On entering, you find yourself in an entrance bay. There is an enclosed rotunda chapel on each side, the right hand one being the baptistery. The font is carved out of a block of tufa, with an inscription Sume fidem ("receive faith"). Over the entrance bay is the organ gallery, supported by a pair of columns encased in monochrome yellow tiling so that they look as if they are of yellow marble. These columns have no capitals. Above the organ is a strip of window containing stained glass in brightly coloured abstract patterns.
The main nave has five bays. The aisles do not have arcades, but a horizontal trabeation in grey stone, supported by simple round yellow marble columns without capitals or imposts like those supporting the organ. Above the trabeation are two little square windows in each bay of the low upper central nave walls. The far column on the left hand side has an interesting pulpit or ambo, a semi-cylinder in white suspended on the column with a matching semi-circular soundboard above it.
The ceiling is flat, with transverse concrete ribs giving a washboard effect.
The outer zone of each aisle is divided into five side chapels by means of screen walls in concrete. Some of these chapels were never fitted out properly, but contain devotional statuary. Each has a large rectangular window with brightly coloured semi-abstract stained glass, including a set with the theme The Canticle of Creation.
The church also contains a series of polychrome ceramic tiles representing various devotional and Biblical subjects.

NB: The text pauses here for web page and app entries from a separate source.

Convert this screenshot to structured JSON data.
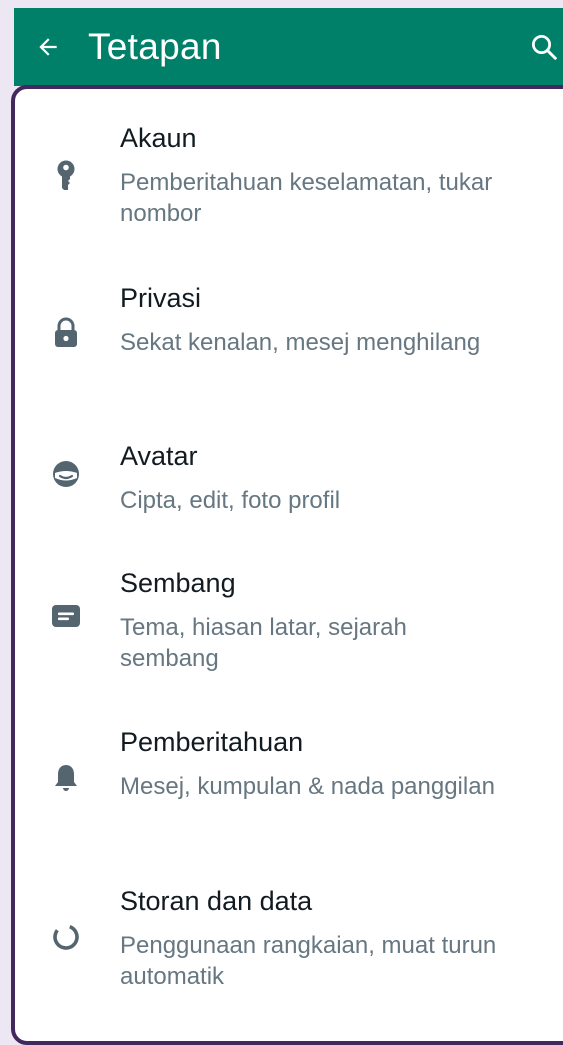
{
  "header": {
    "title": "Tetapan",
    "back_icon": "arrow-left-icon",
    "search_icon": "search-icon"
  },
  "colors": {
    "appbar": "#008069",
    "panel_border": "#43285e",
    "title_text": "#111b21",
    "subtitle_text": "#667781",
    "icon": "#54656f"
  },
  "settings": {
    "items": [
      {
        "title": "Akaun",
        "subtitle": "Pemberitahuan keselamatan, tukar nombor",
        "icon": "key-icon"
      },
      {
        "title": "Privasi",
        "subtitle": "Sekat kenalan, mesej menghilang",
        "icon": "lock-icon"
      },
      {
        "title": "Avatar",
        "subtitle": "Cipta, edit, foto profil",
        "icon": "avatar-icon"
      },
      {
        "title": "Sembang",
        "subtitle": "Tema, hiasan latar, sejarah sembang",
        "icon": "chat-icon"
      },
      {
        "title": "Pemberitahuan",
        "subtitle": "Mesej, kumpulan & nada panggilan",
        "icon": "bell-icon"
      },
      {
        "title": "Storan dan data",
        "subtitle": "Penggunaan rangkaian, muat turun automatik",
        "icon": "storage-icon"
      }
    ]
  }
}
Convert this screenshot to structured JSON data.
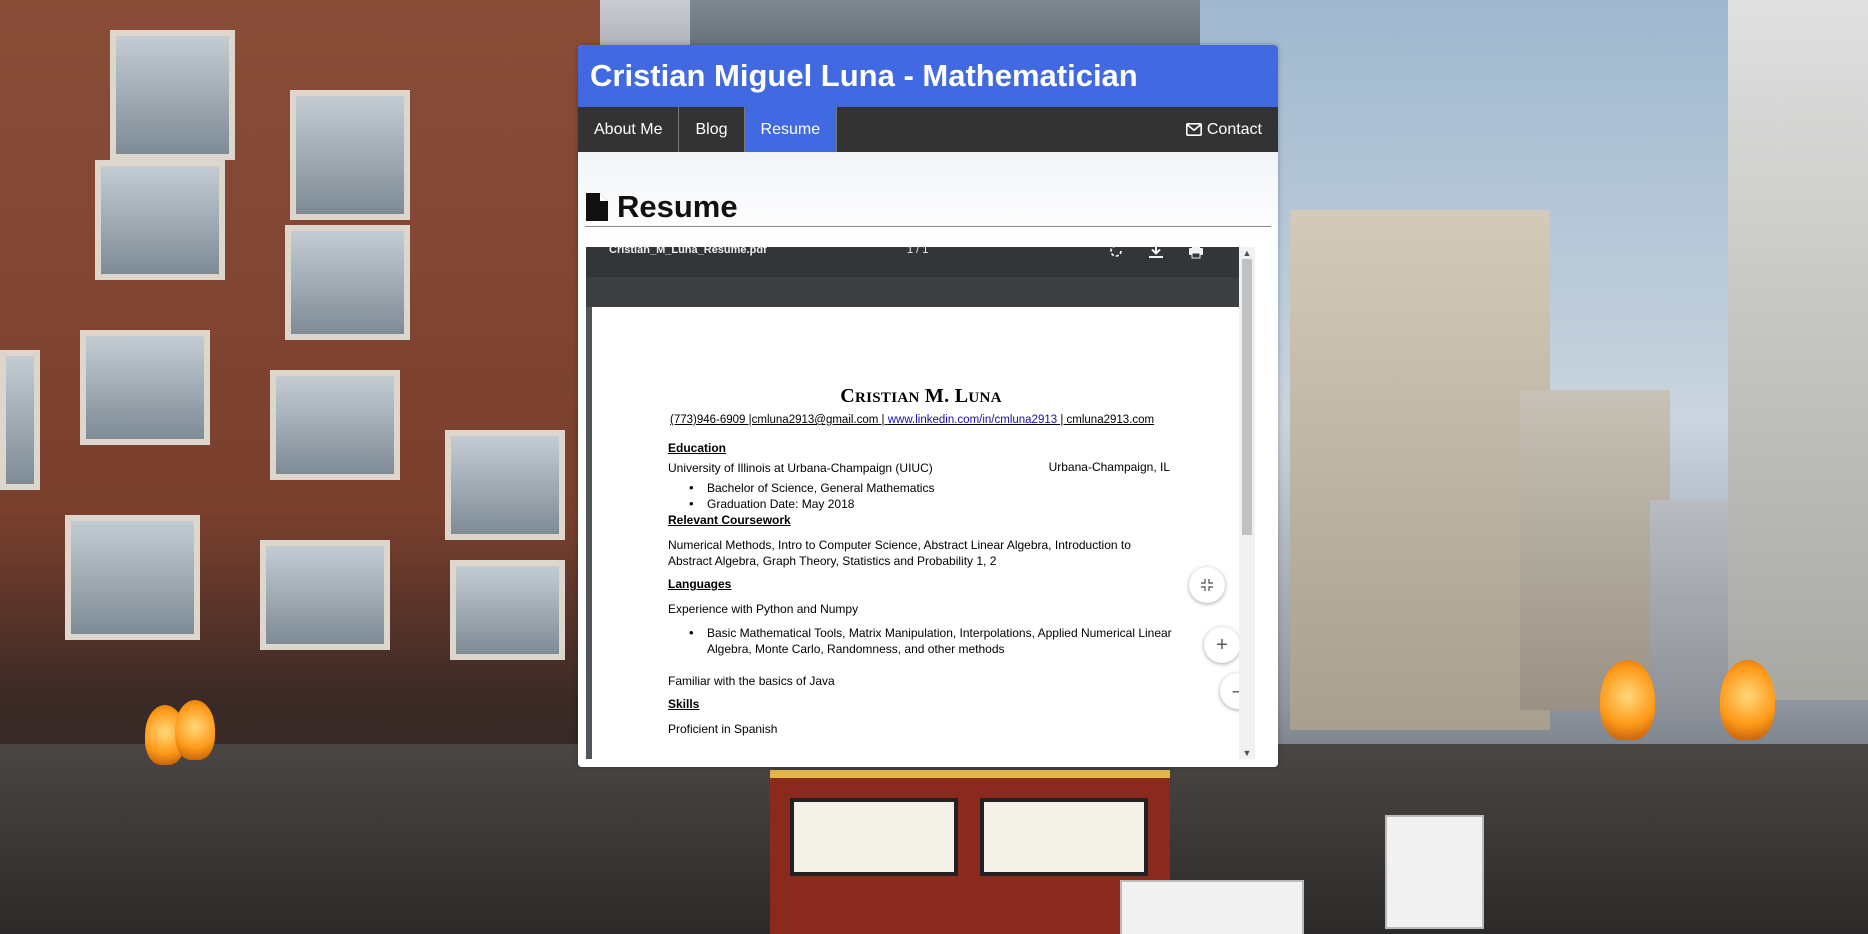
{
  "site": {
    "title": "Cristian Miguel Luna - Mathematician"
  },
  "nav": {
    "items": [
      {
        "label": "About Me"
      },
      {
        "label": "Blog"
      },
      {
        "label": "Resume"
      }
    ],
    "contact_label": "Contact",
    "active": "Resume"
  },
  "section": {
    "title": "Resume",
    "icon": "file-icon"
  },
  "pdf_viewer": {
    "filename": "Cristian_M_Luna_Resume.pdf",
    "page_indicator": "1 / 1",
    "toolbar_icons": [
      "rotate-icon",
      "download-icon",
      "print-icon"
    ],
    "zoom_controls": [
      "fit-page-icon",
      "zoom-in-icon",
      "zoom-out-icon"
    ]
  },
  "resume": {
    "name_first_initial": "C",
    "name_first_rest": "RISTIAN",
    "name_mid": "M.",
    "name_last_initial": "L",
    "name_last_rest": "UNA",
    "contact_prefix": "(773)946-6909 |cmluna2913@gmail.com | ",
    "contact_link": "www.linkedin.com/in/cmluna2913",
    "contact_suffix": " | cmluna2913.com",
    "education_heading": "Education",
    "university": "University of Illinois at Urbana-Champaign (UIUC)",
    "location": "Urbana-Champaign, IL",
    "education_items": [
      "Bachelor of Science, General Mathematics",
      "Graduation Date: May 2018"
    ],
    "coursework_heading": "Relevant Coursework",
    "coursework_line1": "Numerical Methods, Intro to Computer Science, Abstract Linear Algebra, Introduction to",
    "coursework_line2": "Abstract Algebra, Graph Theory, Statistics and Probability 1, 2",
    "languages_heading": "Languages",
    "languages_line": "Experience with Python and Numpy",
    "languages_item_line1": "Basic Mathematical Tools, Matrix Manipulation, Interpolations, Applied Numerical Linear",
    "languages_item_line2": "Algebra, Monte Carlo, Randomness, and other methods",
    "java_line": "Familiar with the basics of Java",
    "skills_heading": "Skills",
    "skills_line": "Proficient in Spanish"
  },
  "colors": {
    "header_bg": "#4169e1",
    "nav_bg": "#333333",
    "active_tab": "#4169e1"
  }
}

In contrast to the nave, which has no arches anywhere, the ends of the transept are entered through a pair of large undecorated arches without imposts.
These ends are also chapels. The one dedicated to St Francis has a relief of the Vision to St Francis of Christ with Angels by Fr Ugolino da Belluno, a Capuchin.
The apse is double. The inner one is semicircular, and this is structural, but it has a large void behind the altar with the top edge supported by two concrete columns . The flat wall behind these has a mosaic of the Madonna and Child with St Felix.
The curved walls of the apse either side of the void have reliefs in coloured concrete by Fr Ugolino. Concrete mixes in different colours were laid on the wall in turn, and the artist used chisels to cut away into the different layers to obtain the multi-coloured reliefs. These were completed in 1970.
The flat ceiling has a large semi-circular skylight, edged in three steps.
The old high altar dates from 1958, and is in red marble.
Mass is celebrated (2017):
Weekdays 7:00, 8:30, 19:00;
Sundays and Solemnities 7:30, 9:30, 11:00, 18:00.
As a conventual church, the Divine Office is celebrated here:
Lauds 7:00, Vespers 16:15 daily.
Rosary is said 17:30 daily.
There is Adoration of the Blessed Sacrament on the first Thursday of the month at 19:00, and the following Friday at 17:00.
External Mass centres Edit
The parish has one public chapel:
Mass is celebrated in the private chapels of three local convents, and these Masses are now being publicly advertised.
Benedictine Sisters of Charity, Via Tor de' Schiavi 116:
Weekdays 7:00, Sundays 10:30 (July and August 9:00).
Franciscan Missionary Sisters of the Sacred Heart, Via Tor de' Schiavi 150:
Weekdays 7:00, Sundays 8:00.
Sisters of Charity of St Vincent de Paul, Via dei Glicini 107:
Weekdays 6:45, Sundays 7:00.